In this day and age, more and more people are starting to care about what they eat and about knowing where the food they are eating comes from. The lofty vision of sustainable dining is obviously harder to accomplish than one imagines, but that hasn’t stopped some creative folks in New York City from trying. Olmsted in Brooklyn certainly put that aspiration into a wildly successful restaurant last year. Another group, this time with shining pedigrees like Major Food Group (of Torrisi and Carbone duo fame) and Atera, has opened up a new restaurant late last year in Williamsburg to showcase what they can do on their own. The moment my girlfriend and I walked into Sunday in Brooklyn, we were immediately charmed by the cozy setting, with a stack of woods on the one side oozing nice aroma and the kitchen sitting next to a mini-market with all sorts of fresh ingredients that you can buy. Did the food match the positive feelings that we had from the restaurant’s space? I wouldn’t call the dining experience at Sunday in Brooklyn perfect, but there were some memorable dishes.

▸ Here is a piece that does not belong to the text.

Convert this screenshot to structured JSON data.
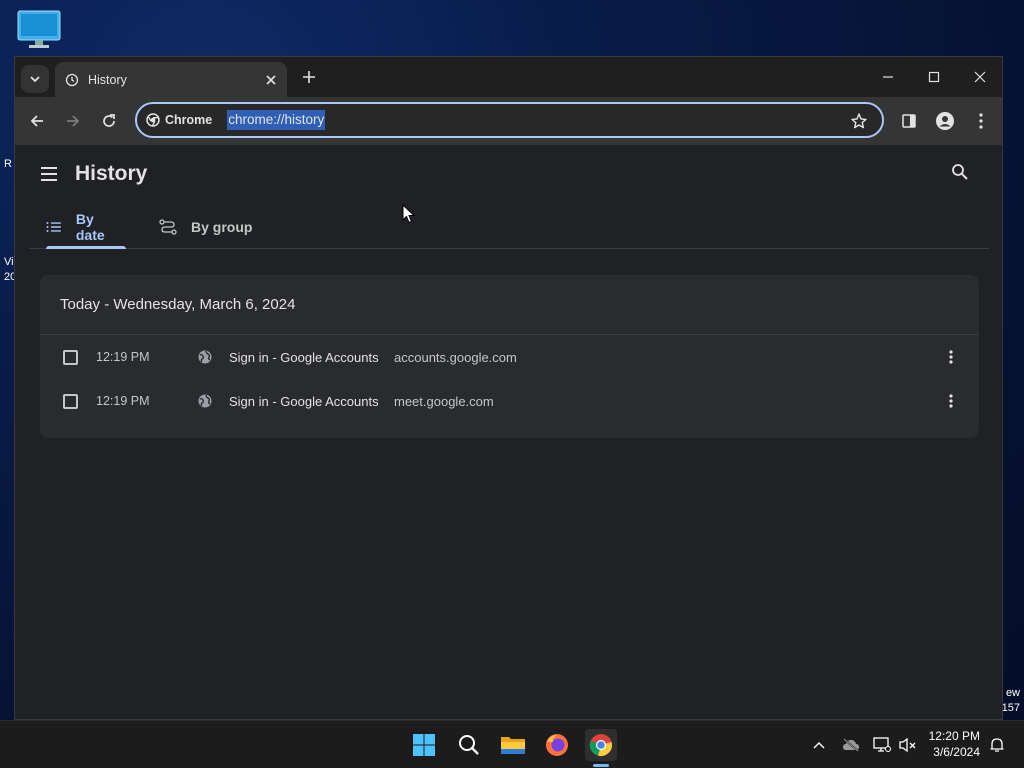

The meal started somewhat on a mixed note, partly because we ordered snack dishes that we should’ve known would have strong flavor to overwhelm our palate, such as the Japanese sweet potato chips with red sambal sauce on top that tasted like fiery sriracha (yes, we missed that part just thinking sweet potato chips would be a nice snack to start the meal) or the deviled eggs with smoked paprika that created intense, spicy kick we weren’t used to from eating deviled eggs. After our initial shock, the meal got better over time. We enjoyed black cod pastrami that we were able to add rye sour cream on top and with garden pickles on the side (the nice, smoky feel to the cod was also moderately seasoned to my liking), and I would definitely give a thumbs up to the phenomenal honeynut squash with cultured cheese and crushed nuts and seeds that displayed very nice balance of flavor and certainly fit what the kitchen was trying to achieve in terms of sustainability of dining.

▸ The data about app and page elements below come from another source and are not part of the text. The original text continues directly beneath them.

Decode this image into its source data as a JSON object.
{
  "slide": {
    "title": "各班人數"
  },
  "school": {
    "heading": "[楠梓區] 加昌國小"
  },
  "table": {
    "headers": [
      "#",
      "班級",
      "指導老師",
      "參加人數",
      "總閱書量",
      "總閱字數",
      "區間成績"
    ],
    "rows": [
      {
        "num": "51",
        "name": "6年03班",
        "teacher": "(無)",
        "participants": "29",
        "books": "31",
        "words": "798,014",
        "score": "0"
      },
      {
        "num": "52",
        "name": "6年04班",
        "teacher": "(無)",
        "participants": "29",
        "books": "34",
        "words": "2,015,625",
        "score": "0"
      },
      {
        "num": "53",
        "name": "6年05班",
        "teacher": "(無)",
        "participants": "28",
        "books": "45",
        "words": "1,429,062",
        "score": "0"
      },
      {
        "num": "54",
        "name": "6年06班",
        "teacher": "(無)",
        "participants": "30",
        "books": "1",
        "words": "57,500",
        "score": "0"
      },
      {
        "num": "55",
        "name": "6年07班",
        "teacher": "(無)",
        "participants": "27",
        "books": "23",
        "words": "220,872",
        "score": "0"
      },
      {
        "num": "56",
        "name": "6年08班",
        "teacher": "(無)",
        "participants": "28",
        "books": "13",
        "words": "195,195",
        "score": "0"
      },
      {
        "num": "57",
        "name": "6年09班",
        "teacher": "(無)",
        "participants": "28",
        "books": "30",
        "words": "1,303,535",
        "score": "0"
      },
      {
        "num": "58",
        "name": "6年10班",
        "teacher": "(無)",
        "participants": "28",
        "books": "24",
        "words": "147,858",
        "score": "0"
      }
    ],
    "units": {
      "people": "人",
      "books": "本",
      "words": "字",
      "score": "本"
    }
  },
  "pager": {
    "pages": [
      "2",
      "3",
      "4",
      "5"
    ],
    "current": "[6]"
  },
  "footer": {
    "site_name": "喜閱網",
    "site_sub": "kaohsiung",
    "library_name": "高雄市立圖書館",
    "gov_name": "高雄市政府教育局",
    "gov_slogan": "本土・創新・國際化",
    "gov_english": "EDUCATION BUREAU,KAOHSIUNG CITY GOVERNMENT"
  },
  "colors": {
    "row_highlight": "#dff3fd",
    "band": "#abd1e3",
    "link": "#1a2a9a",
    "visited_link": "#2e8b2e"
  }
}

For main dishes, we ordered sea trout and pork chop. Sea trout with potatoes, clams and sea lettuce was serviceable although it was hard to find a particularly special attribute to it. I also liked that the 30-day dry aged pork chop with hazelnut Dijon mustard on the side was nicely cooked, but found it unfortunate that the massive piece of meat contained almost half in fat. After somewhat mixed entrees, my girlfriend and I certainly had no complaint about the burnt honey tart with sheep’s cream that was so delightfully sweet that I swear we could’ve devoured another slice even though we were pretty full at the time.

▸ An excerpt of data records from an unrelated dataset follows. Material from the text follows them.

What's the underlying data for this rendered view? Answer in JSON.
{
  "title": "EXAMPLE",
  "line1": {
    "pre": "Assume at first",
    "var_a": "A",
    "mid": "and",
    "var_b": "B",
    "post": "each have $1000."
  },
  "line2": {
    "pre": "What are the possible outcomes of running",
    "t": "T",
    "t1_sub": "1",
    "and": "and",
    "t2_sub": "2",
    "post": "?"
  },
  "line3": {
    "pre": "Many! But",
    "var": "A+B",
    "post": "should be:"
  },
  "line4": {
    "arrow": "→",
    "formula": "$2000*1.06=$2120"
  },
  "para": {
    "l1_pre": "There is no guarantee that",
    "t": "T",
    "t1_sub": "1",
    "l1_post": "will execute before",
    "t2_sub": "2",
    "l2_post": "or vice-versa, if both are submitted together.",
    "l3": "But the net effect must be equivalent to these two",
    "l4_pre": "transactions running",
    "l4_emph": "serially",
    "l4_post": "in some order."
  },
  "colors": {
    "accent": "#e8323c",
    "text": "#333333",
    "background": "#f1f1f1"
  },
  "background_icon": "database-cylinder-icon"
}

Getting a reservation online wasn’t too difficult although the dining space got quickly packed over the course of our dinner with local Brooklynites, reflecting how this place has become a neighborhood favorite quickly since its opening. There is full bar at Sunday in Brooklyn but I wish the restaurant would stock some non-natural/organic wine selections (I get all the sustainability edge to its drink selection, but still I just can’t get fond of natural/organic variety!). As noted above, the neighborhood charm of the restaurant is definitely there and I think it’s a terrific place to have a casual dinner with friends and family when you’re in Brooklyn. I wish the food were a little bit more put-together, but otherwise Sunday in Brooklyn is a welcome addition to the burgeoning Brooklyn dining scene.
- Creativity: 8.0/10
- Execution: 8.0/10
- Ingredients: 8.5/10
- Flavor: 7.5/10
- Texture: 8.0/10
Address: 348 Wythe Avenue, Brooklyn, NY 11249
Telephone: (347) 222-6722